The Second World War brought good times back to Winnipeg, with increased demand for agricultural and manufactured products and because of the importance of prairie towns to the Commonwealth Air Training Program, which trained fighter and bomber pilots from many British Commonwealth. The end of the war brought a second wave of immigrants, who settled mainly in the cities , including Winnipeg. Winnipeg grew quickly, benefiting from cheap Manitoba hydro-electric power and plentiful fresh water, and its location close to the geographical centre of North America.

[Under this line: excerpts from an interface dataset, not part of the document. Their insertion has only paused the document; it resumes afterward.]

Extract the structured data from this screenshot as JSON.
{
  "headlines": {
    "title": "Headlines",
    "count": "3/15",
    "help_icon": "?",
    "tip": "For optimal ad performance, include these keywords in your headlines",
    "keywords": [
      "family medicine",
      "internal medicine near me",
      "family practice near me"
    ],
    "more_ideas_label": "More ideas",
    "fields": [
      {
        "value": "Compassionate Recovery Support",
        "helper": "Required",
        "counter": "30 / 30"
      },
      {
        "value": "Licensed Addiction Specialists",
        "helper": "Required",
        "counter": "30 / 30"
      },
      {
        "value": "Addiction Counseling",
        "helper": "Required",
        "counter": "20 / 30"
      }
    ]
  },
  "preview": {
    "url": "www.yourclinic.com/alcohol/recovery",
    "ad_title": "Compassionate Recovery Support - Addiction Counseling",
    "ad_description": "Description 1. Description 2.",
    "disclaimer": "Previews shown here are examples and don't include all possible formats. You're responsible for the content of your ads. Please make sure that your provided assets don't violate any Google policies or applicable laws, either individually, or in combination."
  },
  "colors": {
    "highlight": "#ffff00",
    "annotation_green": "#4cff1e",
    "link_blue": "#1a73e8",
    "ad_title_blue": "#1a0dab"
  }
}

In 1950, the Great Red River Flood caused 80,000 to be displaced while the surging Red River overflowed its banks. This caused the political impetus to build the great Spillway. This construction project moved 76 million cubic metres of earth along a 47 kilometre path, an amount greater than the St Lawrence Seaway or the Panama Canal. Ever since, Winnipeg has been safe (though not farmlands to the south) from the annual Red River Floods.

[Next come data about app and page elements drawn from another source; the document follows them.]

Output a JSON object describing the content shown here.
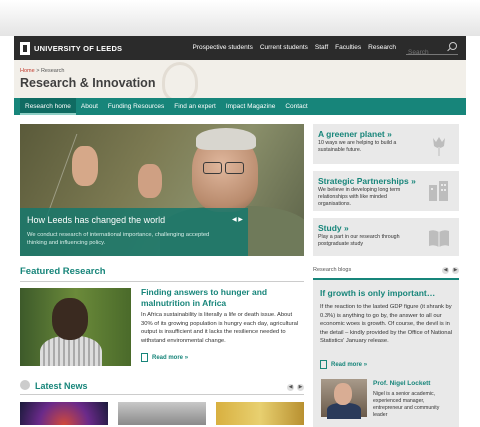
{
  "topbar": {
    "logo": "UNIVERSITY OF LEEDS",
    "links": [
      "Prospective students",
      "Current students",
      "Staff",
      "Faculties",
      "Research"
    ],
    "search_placeholder": "Search"
  },
  "header": {
    "breadcrumb_home": "Home",
    "breadcrumb_sep": " > ",
    "breadcrumb_current": "Research",
    "title": "Research & Innovation"
  },
  "nav": {
    "items": [
      "Research home",
      "About",
      "Funding Resources",
      "Find an expert",
      "Impact Magazine",
      "Contact"
    ],
    "active": "Research home"
  },
  "hero": {
    "title": "How Leeds has changed the world",
    "desc": "We conduct research of international importance, challenging accepted thinking and influencing policy."
  },
  "promos": [
    {
      "title": "A greener planet",
      "desc": "10 ways we are helping to build a sustainable future.",
      "icon": "tulip-icon"
    },
    {
      "title": "Strategic Partnerships",
      "desc": "We believe in developing long term relationships with like minded organisations.",
      "icon": "buildings-icon"
    },
    {
      "title": "Study",
      "desc": "Play a part in our research through postgraduate study",
      "icon": "book-icon"
    }
  ],
  "featured": {
    "heading": "Featured Research",
    "title": "Finding answers to hunger and malnutrition in Africa",
    "desc": "In Africa sustainability is literally a life or death issue. About 30% of its growing population is hungry each day, agricultural output is insufficient and it lacks the resilience needed to withstand environmental change.",
    "more": "Read more"
  },
  "news": {
    "heading": "Latest News"
  },
  "blog": {
    "label": "Research blogs",
    "title": "If growth is only important…",
    "desc": "If the reaction to the lasted GDP figure (it shrank by 0.3%) is anything to go by, the answer to all our economic woes is growth. Of course, the devil is in the detail – kindly provided by the Office of National Statistics' January release.",
    "more": "Read more",
    "author": "Prof. Nigel Lockett",
    "author_desc": "Nigel is a senior academic, experienced manager, entrepreneur and community leader"
  },
  "colors": {
    "accent": "#17857a",
    "topbar": "#2b2b2b",
    "header_bg": "#f2efe9"
  }
}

In 1972, the unified City of Winnipeg was created by amalgamating 13 municipalities, towns and cities: Since then the city has grown and matured. In 1967 and again in 1999, it hosted the Pan-American Games, the third largest athletic competition in the world. The North American Free Trade Agreement has also enabled Winnipeg's industries and consumers to benefit from a trade corridor between the city and Mexico, via several large US cities.
More history of Winnipeg